→ Work task: Among the lines below, list those containing the string "data".

→ Provided information:
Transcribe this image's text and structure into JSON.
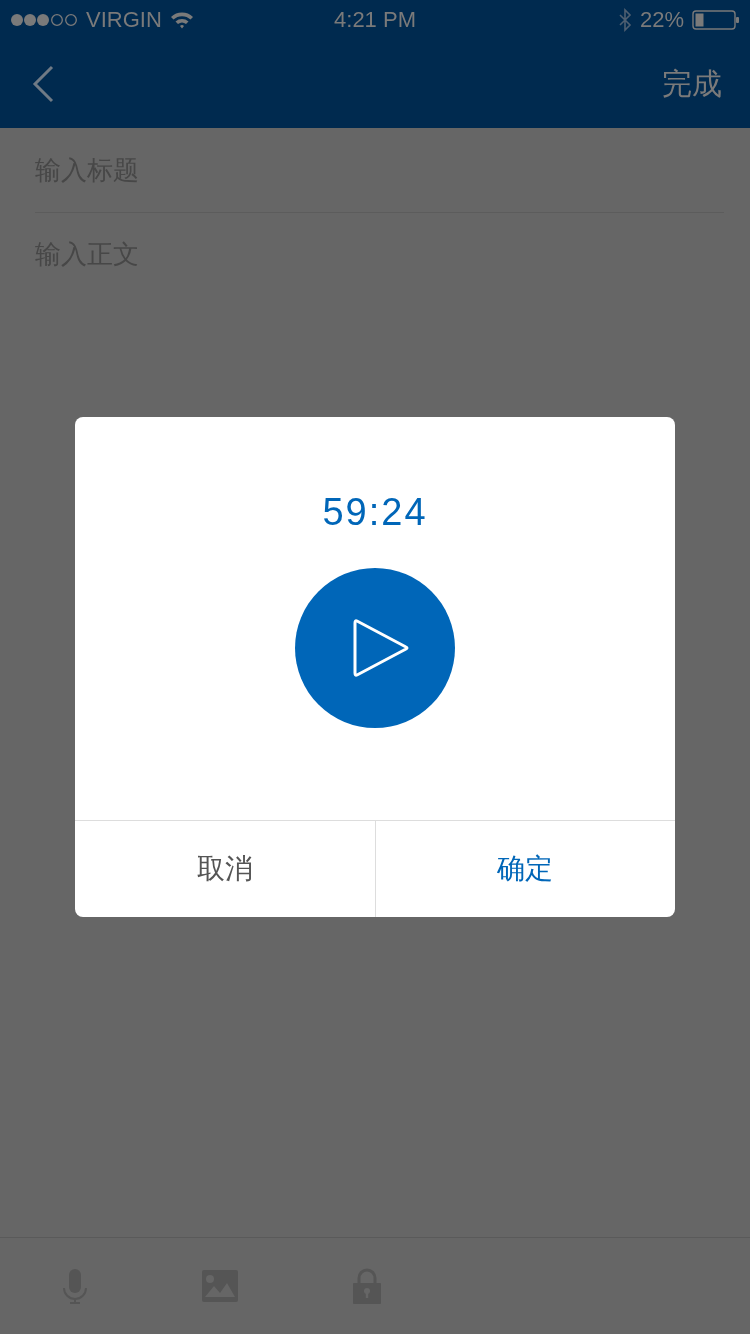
{
  "status_bar": {
    "carrier": "VIRGIN",
    "time": "4:21 PM",
    "battery": "22%"
  },
  "nav_bar": {
    "action": "完成"
  },
  "editor": {
    "title_placeholder": "输入标题",
    "body_placeholder": "输入正文"
  },
  "dialog": {
    "timer": "59:24",
    "buttons": [
      {
        "label": "取消",
        "kind": "cancel"
      },
      {
        "label": "确定",
        "kind": "confirm"
      }
    ]
  }
}
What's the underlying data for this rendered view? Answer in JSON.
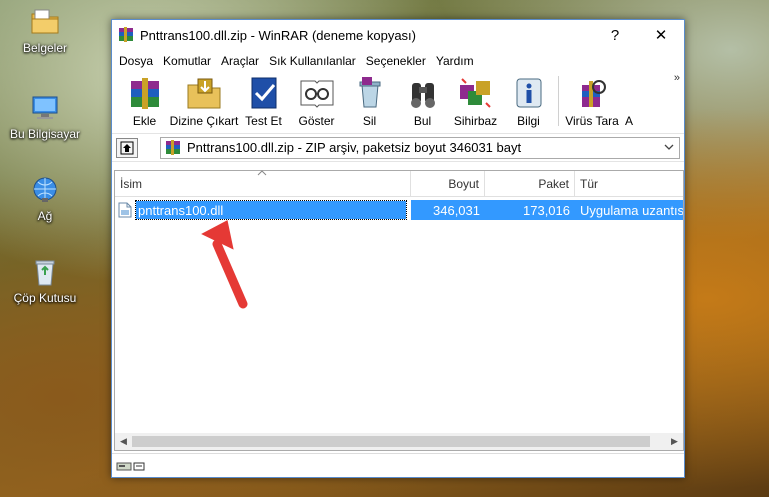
{
  "desktop": {
    "icons": [
      {
        "label": "Belgeler",
        "icon": "folder-icon"
      },
      {
        "label": "Bu Bilgisayar",
        "icon": "computer-icon"
      },
      {
        "label": "Ağ",
        "icon": "network-icon"
      },
      {
        "label": "Çöp Kutusu",
        "icon": "recycle-bin-icon"
      }
    ]
  },
  "window": {
    "title": "Pnttrans100.dll.zip - WinRAR (deneme kopyası)",
    "help_button": "?",
    "close_button": "✕"
  },
  "menu": [
    "Dosya",
    "Komutlar",
    "Araçlar",
    "Sık Kullanılanlar",
    "Seçenekler",
    "Yardım"
  ],
  "toolbar": {
    "buttons": [
      {
        "label": "Ekle",
        "icon": "add-archive-icon"
      },
      {
        "label": "Dizine Çıkart",
        "icon": "extract-icon"
      },
      {
        "label": "Test Et",
        "icon": "test-icon"
      },
      {
        "label": "Göster",
        "icon": "view-icon"
      },
      {
        "label": "Sil",
        "icon": "delete-icon"
      },
      {
        "label": "Bul",
        "icon": "find-icon"
      },
      {
        "label": "Sihirbaz",
        "icon": "wizard-icon"
      },
      {
        "label": "Bilgi",
        "icon": "info-icon"
      },
      {
        "label": "Virüs Tara",
        "icon": "virus-scan-icon"
      },
      {
        "label": "A",
        "icon": "more-icon"
      }
    ],
    "overflow": "»"
  },
  "address": {
    "path": "Pnttrans100.dll.zip - ZIP arşiv, paketsiz boyut 346031 bayt"
  },
  "filelist": {
    "columns": [
      "İsim",
      "Boyut",
      "Paket",
      "Tür"
    ],
    "rows": [
      {
        "name": "pnttrans100.dll",
        "size": "346,031",
        "packed": "173,016",
        "type": "Uygulama uzantısı"
      }
    ]
  },
  "colors": {
    "selection": "#3399ff",
    "annotation_arrow": "#e53935"
  }
}
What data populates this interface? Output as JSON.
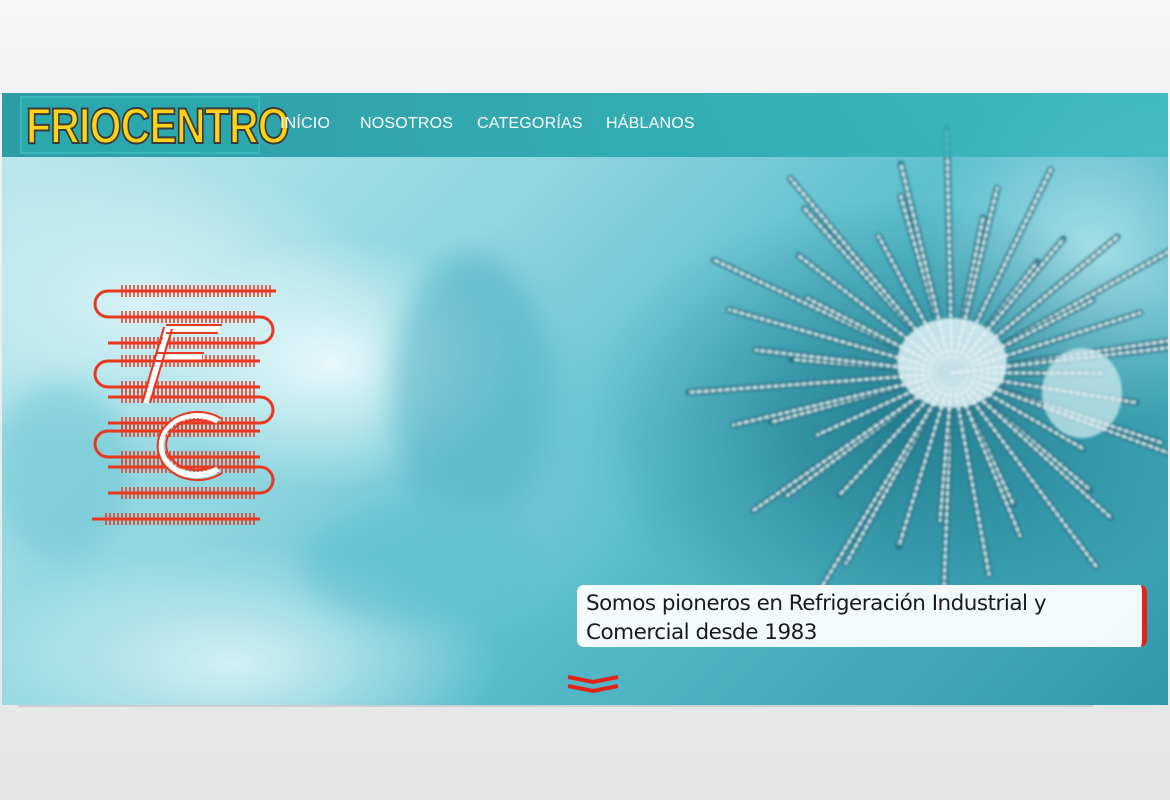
{
  "brand": {
    "name": "FRIOCENTRO"
  },
  "nav": {
    "items": [
      {
        "label": "INÍCIO"
      },
      {
        "label": "NOSOTROS"
      },
      {
        "label": "CATEGORÍAS"
      },
      {
        "label": "HÁBLANOS"
      }
    ]
  },
  "hero": {
    "logo_icon": "fc-monogram-coil-icon",
    "tagline": "Somos pioneros en Refrigeración Industrial y Comercial desde 1983",
    "scroll_icon": "chevron-down-icon"
  },
  "colors": {
    "navbar": "#2aa8ad",
    "brand_text": "#ffd21a",
    "accent_red": "#e2231a",
    "hero_teal": "#57bccb"
  }
}
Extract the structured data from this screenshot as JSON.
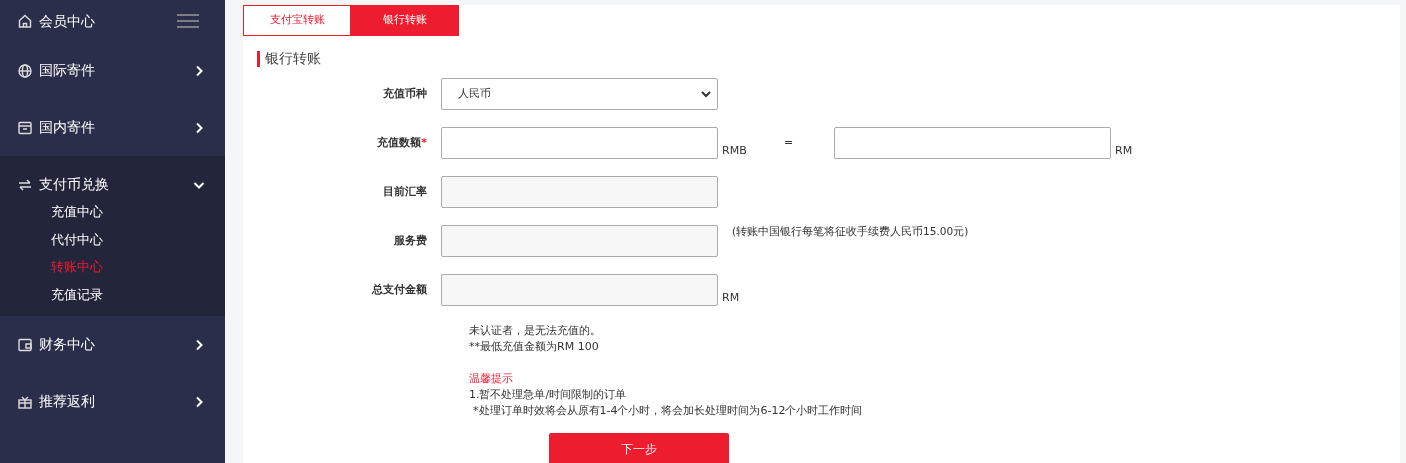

→ Answer for the task:
What's the underlying data for this rendered view? Answer in JSON.
What data populates this interface? Output as JSON.
Extract the structured data from this screenshot as JSON.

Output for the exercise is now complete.